It is amazing because last night I was listening to an old VLI lecture on church history. In this lecture Steve Robbins mentioned how the worldview of a culture is changed through the arts.It is the movies, the music, the paintings and writings of the people that will guide and direct a culture.
Scott’s article about the role of the arts fits beautifully into this vein as he calls for a “New Renaissance“:
A movement to release prophetic, divinely inspired art in the church, and powerful spiritual art into the culture.
I was slightly surprised this morning when I looked out the window for the fields where covered with a light dusting of frost and the mountains with snow. Em mentioned that this has been happening for a while – but I never get to see it as I leave for work before dawn every day.

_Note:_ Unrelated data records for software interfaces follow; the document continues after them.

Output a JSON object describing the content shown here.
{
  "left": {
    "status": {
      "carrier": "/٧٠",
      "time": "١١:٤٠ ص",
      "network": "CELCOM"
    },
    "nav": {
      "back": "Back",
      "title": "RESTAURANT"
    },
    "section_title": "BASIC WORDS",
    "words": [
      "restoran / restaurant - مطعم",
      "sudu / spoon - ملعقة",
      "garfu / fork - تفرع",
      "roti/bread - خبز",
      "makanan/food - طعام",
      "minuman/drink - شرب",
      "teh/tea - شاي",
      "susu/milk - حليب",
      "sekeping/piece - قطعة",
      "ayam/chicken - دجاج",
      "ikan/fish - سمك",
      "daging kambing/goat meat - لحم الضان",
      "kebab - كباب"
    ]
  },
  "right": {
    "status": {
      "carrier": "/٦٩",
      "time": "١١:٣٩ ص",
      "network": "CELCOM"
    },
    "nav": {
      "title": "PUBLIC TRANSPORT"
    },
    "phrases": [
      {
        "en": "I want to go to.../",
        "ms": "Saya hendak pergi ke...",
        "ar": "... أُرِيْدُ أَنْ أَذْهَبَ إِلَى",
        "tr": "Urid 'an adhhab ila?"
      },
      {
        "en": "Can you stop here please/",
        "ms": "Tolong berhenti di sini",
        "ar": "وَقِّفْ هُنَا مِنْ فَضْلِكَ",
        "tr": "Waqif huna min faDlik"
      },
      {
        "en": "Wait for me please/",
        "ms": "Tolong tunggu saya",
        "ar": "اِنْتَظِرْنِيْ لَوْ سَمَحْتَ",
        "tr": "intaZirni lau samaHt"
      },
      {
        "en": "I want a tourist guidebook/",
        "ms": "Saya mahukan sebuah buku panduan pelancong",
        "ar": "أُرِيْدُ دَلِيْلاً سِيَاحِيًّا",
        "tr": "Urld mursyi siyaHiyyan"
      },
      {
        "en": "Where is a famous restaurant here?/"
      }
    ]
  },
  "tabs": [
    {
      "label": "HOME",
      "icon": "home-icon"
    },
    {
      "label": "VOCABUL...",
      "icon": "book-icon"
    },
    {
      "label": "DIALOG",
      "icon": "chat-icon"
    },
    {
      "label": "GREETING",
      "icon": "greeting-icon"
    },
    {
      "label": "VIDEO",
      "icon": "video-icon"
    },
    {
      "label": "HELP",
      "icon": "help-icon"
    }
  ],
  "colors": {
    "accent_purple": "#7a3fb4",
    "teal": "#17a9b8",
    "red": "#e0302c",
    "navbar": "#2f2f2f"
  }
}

The slight was so beautiful, I couldn’t help but take a picture to share you all. 😀
I love this picture – the beautiful shades of brown on the tree against the rugged gray mountain backdrop with a pretty blue lake near the bottom. Ah… to sit by that tree with a good book and a cup of tea. That would be life.
The idea came to me as I was walking through the forest last weekend taking pictures of various floral and basically being sad at the prospect of not being able to share the photographs.
Then it hit me – I have a blog. (queue up the lighting bolt and 2×4)
As such, I am now opening "Ardell's Art House" with two installments this week and more to follow as I find time to crop, border and upload (read: "art pieces will come and go as time allows").
Kleinschmidt Grade Syringa
[@more@] Artist Statement:
The Kleinschmidt Grade is a narrow, windy dirt road that drops a vertical mile into Hells Canyon. Once you leave the tree covered eastern rim, there is nothing but rock, sagebrush and space.
However, about halfway down the grade there is a small gorge brimming with life and fueled by the gentle trickle of a mountain side spring. It was along this gorge that I discovered the bright white Syringa flower blooming in the warm spring air.
Maybe that is why the Syringa is Idaho's state flower – because it shows up in the most unlikely of places to give hope and beauty in an otherwise desolate land.